CDC warns against vaping after mysterious spike in lung illnesses

A mysterious spike in lung illnesses causing the CDC to warn against e-cigarettes and vaping products.

A Pennsylvania young man was in a medically induced coma Wednesday because of a severe mysterious lung illness that his parents – and doctors – suspect is the result of vaping.

Kevin Boclair, 19, was connected to a heart-lung machine at the Hospital of the University of Pennsylvania, where doctors have said he might need to undergo lung transplant surgery.

"He was coughing violently enough that he was throwing up," his mother, Debbie Boclair, told WTXF-TV. "In the morning, he didn’t look good. His color was like gray. I ran him to the urgent care and they did an X-ray."

Kevin Boclair, 19, was in a medically induced coma on Wednesday due to lung illness that his doctors suspect is linked to using e-cigarettes.

Debbie Boclair, a registered nurse, said her son has asthma — but she and doctors agree that it did not cause his severe lung illness.

"They know it's vaping. This is even new to the doctors. They told me outright, you know, we're treating all the things he had," she said, according to WPVI. "He came in, he had double pneumonia. They treated that with antibiotics. They're treating all the different things, but there's parts they don't even know what's going on."

Doctors reportedly don't know if Boclair, a student at Bloomsburg University, will heal on his own, if he'll need surgery — or if he'll die.

First death of someone with lung illness linked to vaping

A surge of mysterious respiratory illnesses prompted the Centers for Disease Control and Prevention (CDC) to issue an advisory on Friday against using e-cigarettes. Health officials said that as of Aug. 27, 215 cases of lung disease reported in 25 states were possibly linked to vaping.

"In many cases, patients reported a gradual start of symptoms, including breathing difficulty, shortness of breath, and/or chest pain before hospitalization," the CDC said. "Some cases reported mild to moderate gastrointestinal illness including vomiting and diarrhea, or other symptoms such as fevers or fatigue.

"In many cases, patients have also acknowledged recent use of tetrahydrocannabinol (THC)-containing e-cigarette products while speaking to healthcare personnel or in follow-up interviews by health department staff."

Vaping has become a nationwide issue in recent years and the fallout is continuing. Last month, a Utah teen who had spent years performing vaping tricks and testing out new products urged others to put the pens down after she landed in the hospital in a coma with a rare lung disorder.

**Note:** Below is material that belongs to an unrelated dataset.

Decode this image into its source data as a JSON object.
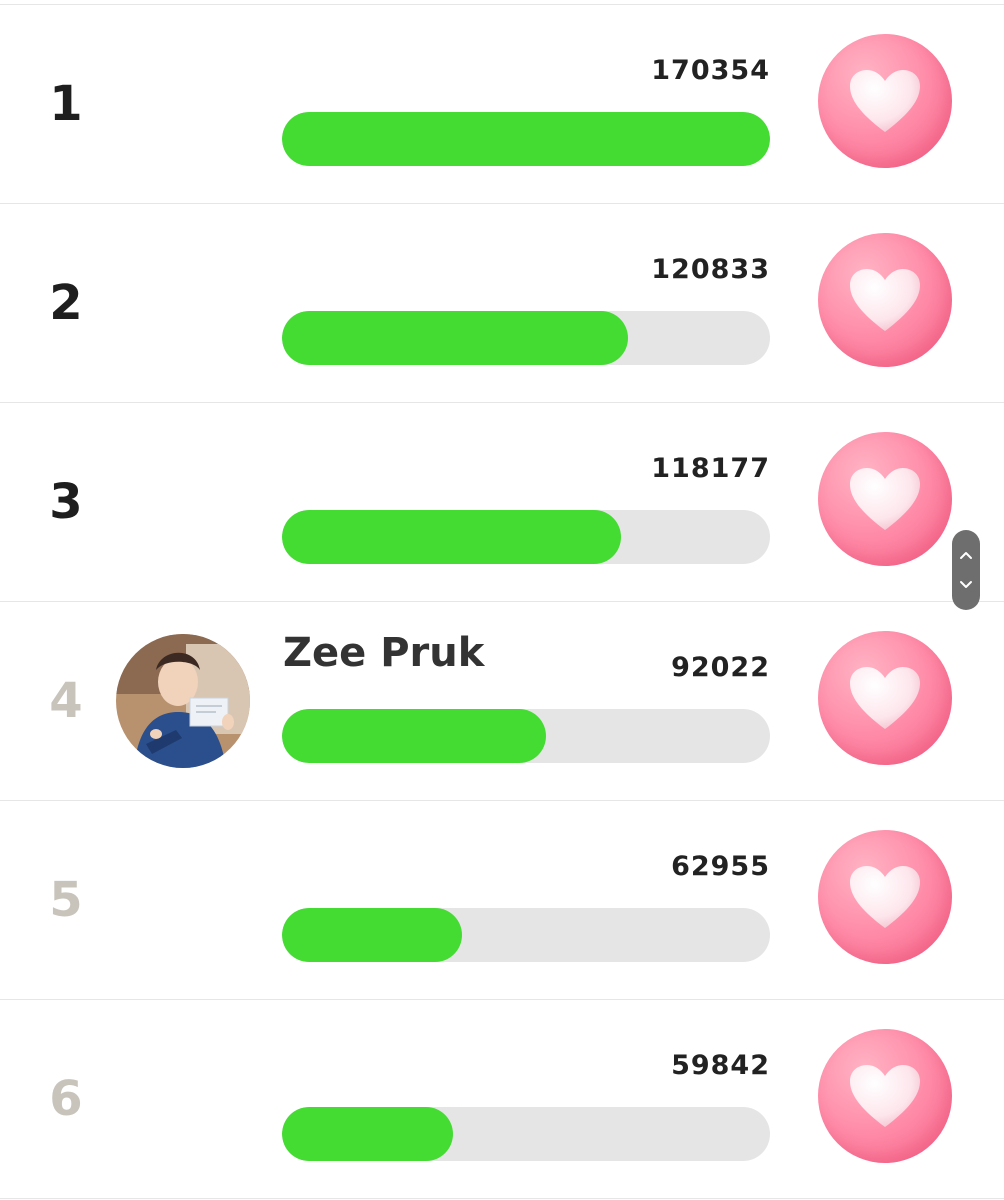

The state of Michigan on Wednesday banned flavored e-cigarettes in an effort to discourage teens and other young people from vaping.

Boclair's mother said she doesn't know how to encourage parents to make their kids stop smoking e-cigarettes other than to "tell the kids right out: 'You're smart kids. Just don't do it.'"

Fox News' Chris Ciaccia contributed to this report.

Source: Read Full Article